After laying out the terrain, a large (two sector) village could be found straddling a shallow river on one side of the table. Various woods were scattered around the table, and there were plenty of light hedges to shorten lines of sight. However, the terrain was fairly flat, with few hills (none higher than two contours), so the table was more open than many we play on.

Rhys placed his three defending battalions relatively centrally. Because of the expense of his Panthers, they were quite small, and in need of mutual support. He was essentially giving up two of the three objectives on my side of the table, at least initially. Here's how the table looked after his troops had been positioned, with my table edge being at the bottom, the 5 objectives being marked with orange dots, and my initial command arrows being drawn in:

Deployment set-up
I opted to seize the two uncontested objectives, while keeping a reserve off-table to keep him guessing. I should probably have just piled in with it right from the start, but it made little difference. I would advance no further on my left, but concentrate my focus on my right, where I aimed to make a grand on-table flank-march with my tank-borne infantry, and force his defenders to reposition themselves, and hopefully forgo any ambush fire. T-34s with their 12" movement rate can cover ground very quickly...

Rhys immediately started to feel it was going to be a bad day when my Sturmovik arrived on-table immediately, dropped its bombs, and took out the company on the objective hill in front of my right-hand units, so I wasn't going to be slowed down there at all. This was now twice in a row my Sturmovik had arrived on the first opportunity and scored kills with all three attack rolls, because exactly the same thing had happened against Keith McNelly in August.

At the end of the second turn, I decided to commit my reserve, as it was looked like his small force would be vulnerable to being overwhelmed by sheer numbers if I could attack it in many places at once. So I launched it straight up the middle, to prevent him reinforcing the troops facing my right hook, which were now starting to redeploy towards my rapidly advancing tank-born infantry battalion. Meanwhile, the 3rd battalion was about to assault the defended wood in front of it, backed by the Corps' heavies: the ISU-152s.

3rd turn

During the fourth turn, the big guns made light work of the woods protecting the German grenadiers and combat engineers in front of them, rapidly cutting the defenders down to size when combined with advancing SMG-armed companies, while the combined 1st and 2nd battalions looked certain to overwhelm the defenders in front of them. And on my right flank, the German reserve had all sorts of trouble repositioning itself, with hardly any elements being able to engage my battalion which had now dismounted its infantry and sorted itself into a decent fighting formation.

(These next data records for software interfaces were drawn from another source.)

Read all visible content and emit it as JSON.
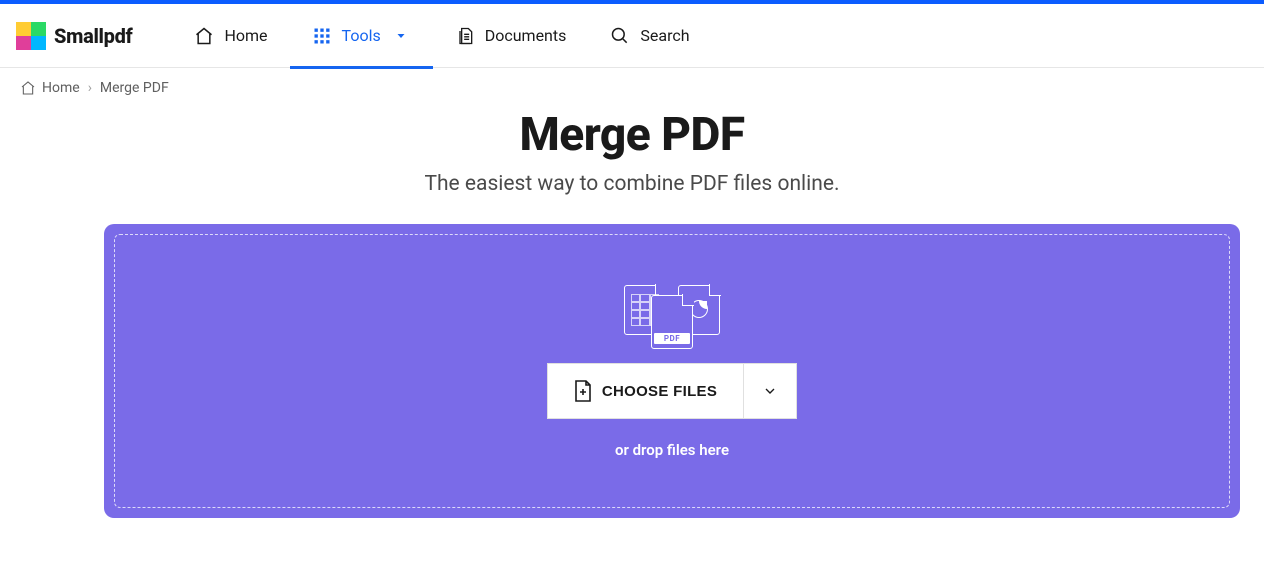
{
  "brand": {
    "name": "Smallpdf"
  },
  "nav": {
    "home": "Home",
    "tools": "Tools",
    "documents": "Documents",
    "search": "Search"
  },
  "breadcrumb": {
    "home": "Home",
    "separator": "›",
    "current": "Merge PDF"
  },
  "page": {
    "title": "Merge PDF",
    "subtitle": "The easiest way to combine PDF files online."
  },
  "dropzone": {
    "choose_label": "CHOOSE FILES",
    "drop_hint": "or drop files here",
    "pdf_badge": "PDF"
  }
}
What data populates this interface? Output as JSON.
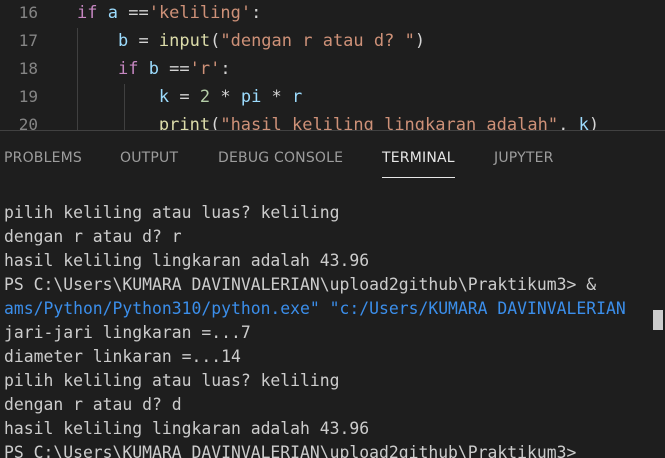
{
  "editor": {
    "lines": [
      {
        "num": "16",
        "tokens": [
          {
            "t": "if",
            "c": "kw"
          },
          {
            "t": " ",
            "c": "op"
          },
          {
            "t": "a",
            "c": "id"
          },
          {
            "t": " ==",
            "c": "op"
          },
          {
            "t": "'keliling'",
            "c": "str"
          },
          {
            "t": ":",
            "c": "op"
          }
        ]
      },
      {
        "num": "17",
        "tokens": [
          {
            "t": "    ",
            "c": "op"
          },
          {
            "t": "b",
            "c": "id"
          },
          {
            "t": " = ",
            "c": "op"
          },
          {
            "t": "input",
            "c": "fn"
          },
          {
            "t": "(",
            "c": "op"
          },
          {
            "t": "\"dengan r atau d? \"",
            "c": "str"
          },
          {
            "t": ")",
            "c": "op"
          }
        ]
      },
      {
        "num": "18",
        "tokens": [
          {
            "t": "    ",
            "c": "op"
          },
          {
            "t": "if",
            "c": "kw"
          },
          {
            "t": " ",
            "c": "op"
          },
          {
            "t": "b",
            "c": "id"
          },
          {
            "t": " ==",
            "c": "op"
          },
          {
            "t": "'r'",
            "c": "str"
          },
          {
            "t": ":",
            "c": "op"
          }
        ]
      },
      {
        "num": "19",
        "tokens": [
          {
            "t": "        ",
            "c": "op"
          },
          {
            "t": "k",
            "c": "id"
          },
          {
            "t": " = ",
            "c": "op"
          },
          {
            "t": "2",
            "c": "num"
          },
          {
            "t": " * ",
            "c": "op"
          },
          {
            "t": "pi",
            "c": "id"
          },
          {
            "t": " * ",
            "c": "op"
          },
          {
            "t": "r",
            "c": "id"
          }
        ]
      },
      {
        "num": "20",
        "tokens": [
          {
            "t": "        ",
            "c": "op"
          },
          {
            "t": "print",
            "c": "fn"
          },
          {
            "t": "(",
            "c": "op"
          },
          {
            "t": "\"hasil keliling lingkaran adalah\"",
            "c": "str"
          },
          {
            "t": ", ",
            "c": "op"
          },
          {
            "t": "k",
            "c": "id"
          },
          {
            "t": ")",
            "c": "op"
          }
        ]
      }
    ]
  },
  "panel": {
    "tabs": [
      {
        "label": "PROBLEMS",
        "active": false
      },
      {
        "label": "OUTPUT",
        "active": false
      },
      {
        "label": "DEBUG CONSOLE",
        "active": false
      },
      {
        "label": "TERMINAL",
        "active": true
      },
      {
        "label": "JUPYTER",
        "active": false
      }
    ]
  },
  "terminal": {
    "lines": [
      {
        "text": "pilih keliling atau luas? keliling",
        "style": "normal"
      },
      {
        "text": "dengan r atau d? r",
        "style": "normal"
      },
      {
        "text": "hasil keliling lingkaran adalah 43.96",
        "style": "normal"
      },
      {
        "text": "PS C:\\Users\\KUMARA DAVINVALERIAN\\upload2github\\Praktikum3> & ",
        "style": "normal"
      },
      {
        "text": "ams/Python/Python310/python.exe\" \"c:/Users/KUMARA DAVINVALERIAN",
        "style": "blue"
      },
      {
        "text": "jari-jari lingkaran =...7",
        "style": "normal"
      },
      {
        "text": "diameter linkaran =...14",
        "style": "normal"
      },
      {
        "text": "pilih keliling atau luas? keliling",
        "style": "normal"
      },
      {
        "text": "dengan r atau d? d",
        "style": "normal"
      },
      {
        "text": "hasil keliling lingkaran adalah 43.96",
        "style": "normal"
      },
      {
        "text": "PS C:\\Users\\KUMARA DAVINVALERIAN\\upload2github\\Praktikum3> ",
        "style": "normal"
      }
    ]
  }
}
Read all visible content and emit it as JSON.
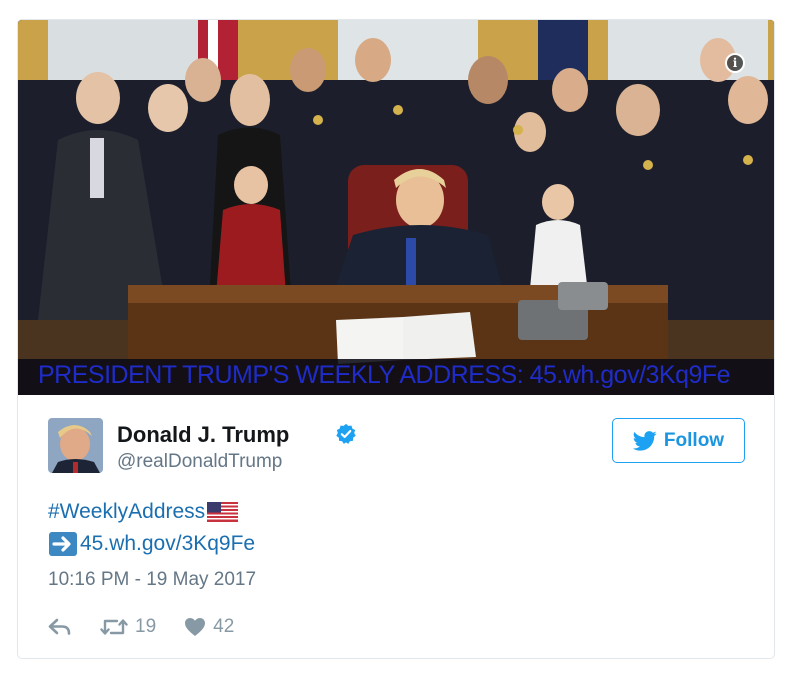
{
  "media": {
    "caption": "PRESIDENT TRUMP'S WEEKLY ADDRESS: 45.wh.gov/3Kq9Fe",
    "info_icon": "info-icon"
  },
  "author": {
    "display_name": "Donald J. Trump",
    "handle": "@realDonaldTrump",
    "verified_icon": "verified-badge-icon"
  },
  "follow_button": {
    "label": "Follow",
    "icon": "twitter-bird-icon"
  },
  "tweet": {
    "hashtag": "#WeeklyAddress",
    "link": "45.wh.gov/3Kq9Fe",
    "hashtag_emoji": "us-flag-icon",
    "link_emoji": "right-arrow-icon"
  },
  "timestamp": "10:16 PM - 19 May 2017",
  "actions": {
    "reply_icon": "reply-icon",
    "retweet_icon": "retweet-icon",
    "retweet_count": "19",
    "like_icon": "heart-icon",
    "like_count": "42"
  },
  "colors": {
    "link": "#1b6fb0",
    "follow_border": "#1da1f2",
    "muted": "#657786",
    "caption": "#1f2cc9"
  }
}
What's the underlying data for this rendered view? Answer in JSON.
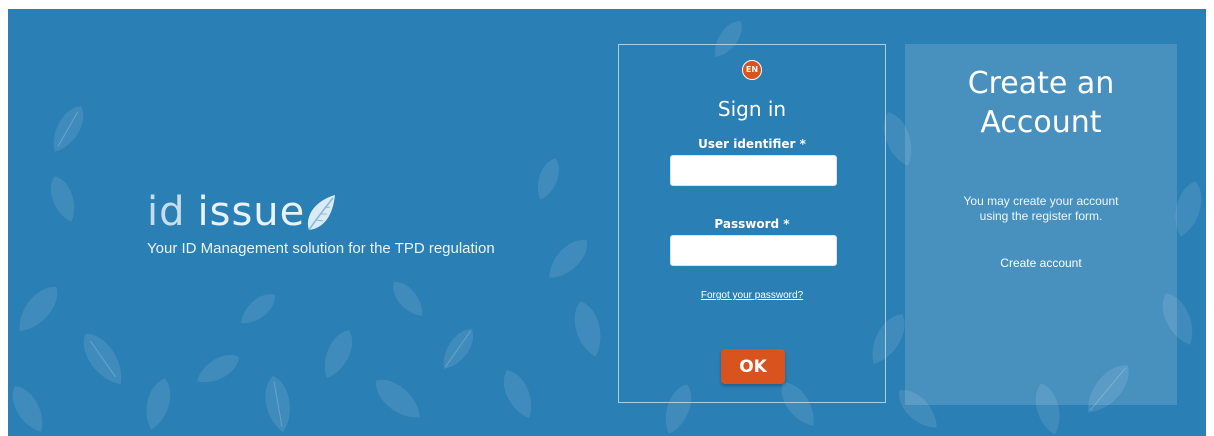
{
  "colors": {
    "background": "#2a7fb4",
    "accent": "#d9531e",
    "text": "#ffffff"
  },
  "brand": {
    "name_prefix": "id",
    "name_suffix": "issue",
    "tagline": "Your ID Management solution for the TPD regulation",
    "icon": "leaf-icon"
  },
  "signin": {
    "language": "EN",
    "title": "Sign in",
    "user_label": "User identifier *",
    "user_value": "",
    "password_label": "Password *",
    "password_value": "",
    "forgot_link": "Forgot your password?",
    "ok_label": "OK"
  },
  "create_account": {
    "title": "Create an\nAccount",
    "description": "You may create your account\nusing the register form.",
    "link": "Create account"
  }
}
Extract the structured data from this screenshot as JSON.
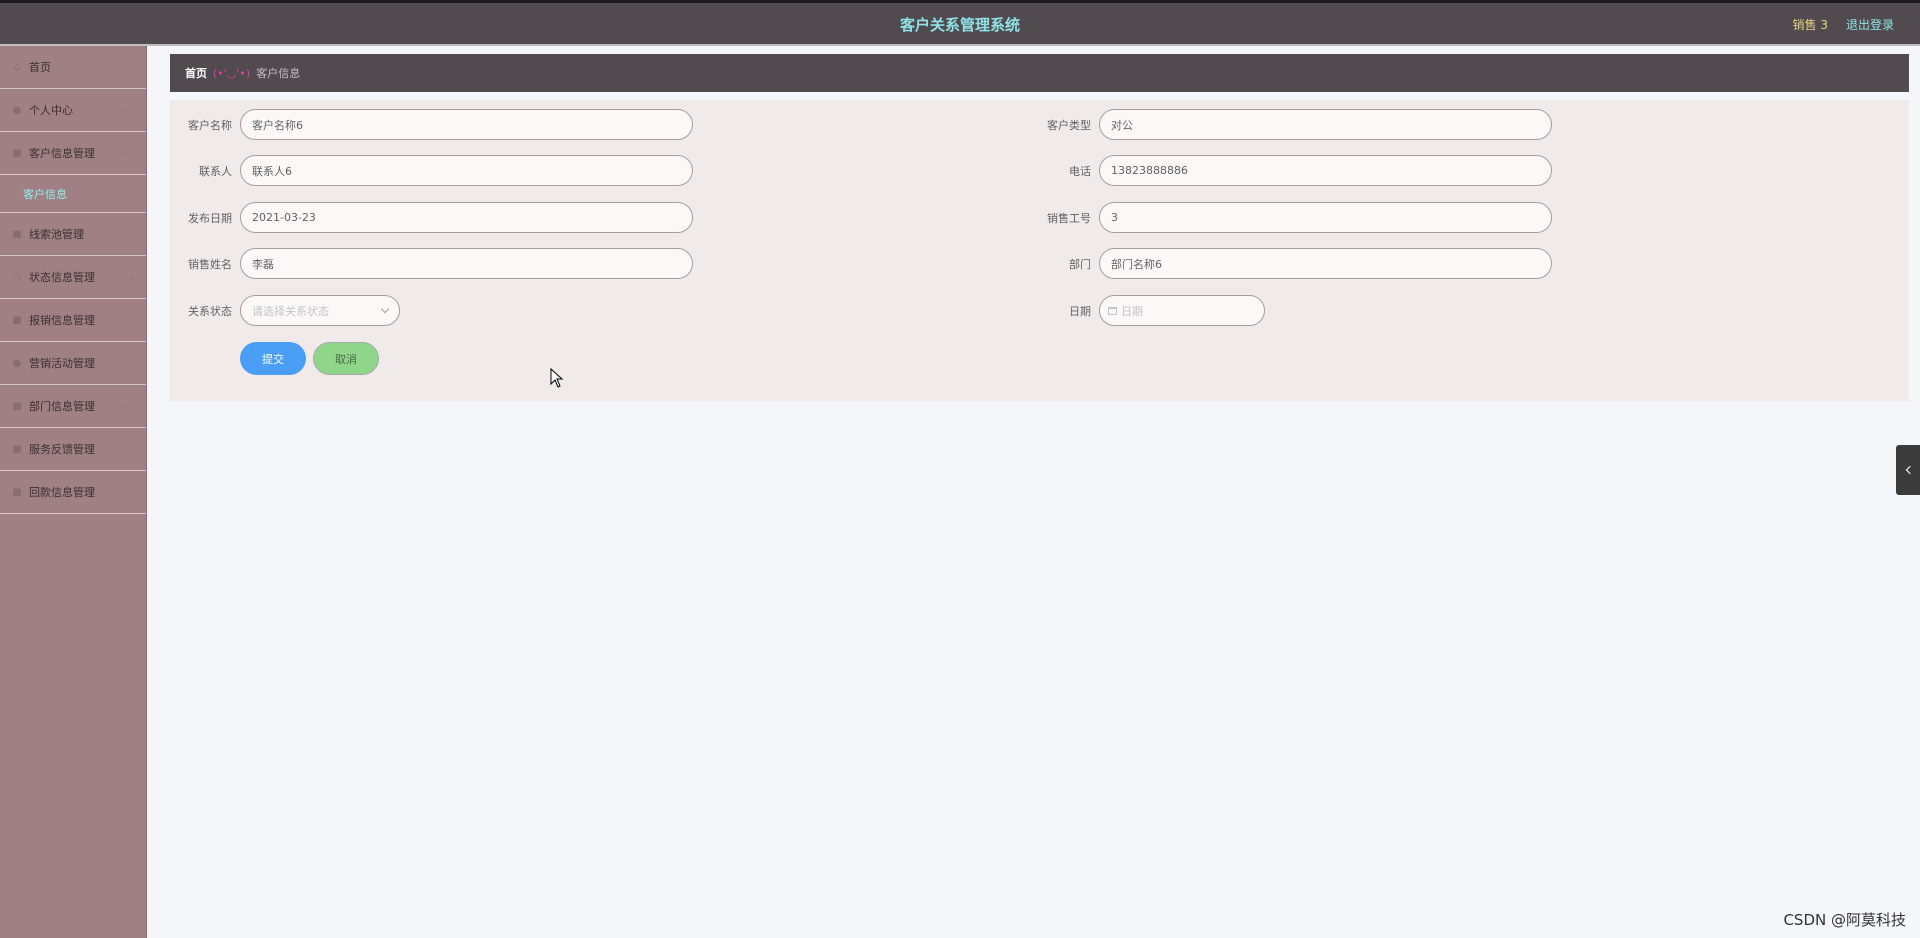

4th turn

And at this point, Rhys decided the writing on the wall was all too clear, and conceded the game. This reinforced what I had suspected from the first time I used the force, against Keith McNelly: it was not only large, but also high quality, and made for a formidable opponent. While the rifle-armed infantry are nothing to write home about, half of the infantry companies are either machine-gun stands, or SMG-armed, which are much more effective, especially on the attack. The artillery is both very numerous and of sufficient calibre to do a decent amount of damage. The armour has an excellent combination of mobility, defensive, and offensive capabilities: I was rather surprised to find out the T-34/85s had an AI factor of 6, so they have no real weakness at all, unless you count their price, but even this is mitigated by the Soviet 0.9 times points multiplier. So the only thing that is really working against you is the poor 3C - but for some reason this doesn't seem to be quite the issue it is with say, WarPac-era Czechoslovakians.

Back to my MSH index.